### EXERCISE GOAL
Please make an exact copy of the listing, without the pictures.

Start of PROVIDED INFORMATION

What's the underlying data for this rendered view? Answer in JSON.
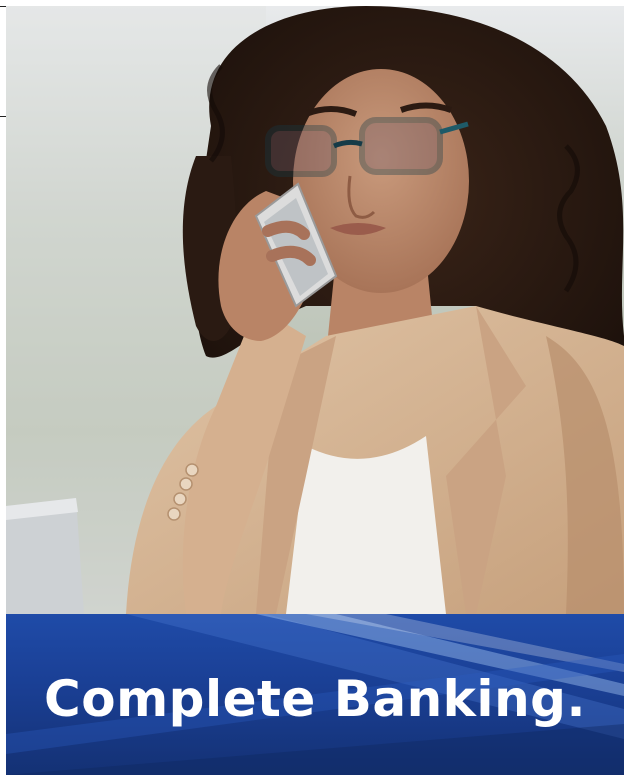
{
  "photo": {
    "icon": "woman-on-phone-photo"
  },
  "banner": {
    "headline": "Complete Banking."
  },
  "colors": {
    "banner_top": "#1f4ba8",
    "banner_bottom": "#143174",
    "headline": "#ffffff",
    "blazer": "#d7b594",
    "hair": "#2a1a12"
  }
}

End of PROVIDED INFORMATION

### RESULT
What's the underlying data for this rendered view? Answer in JSON.
{
  "photo": {
    "icon": "woman-on-phone-photo"
  },
  "banner": {
    "headline": "Complete Banking."
  },
  "colors": {
    "banner_top": "#1f4ba8",
    "banner_bottom": "#143174",
    "headline": "#ffffff",
    "blazer": "#d7b594",
    "hair": "#2a1a12"
  }
}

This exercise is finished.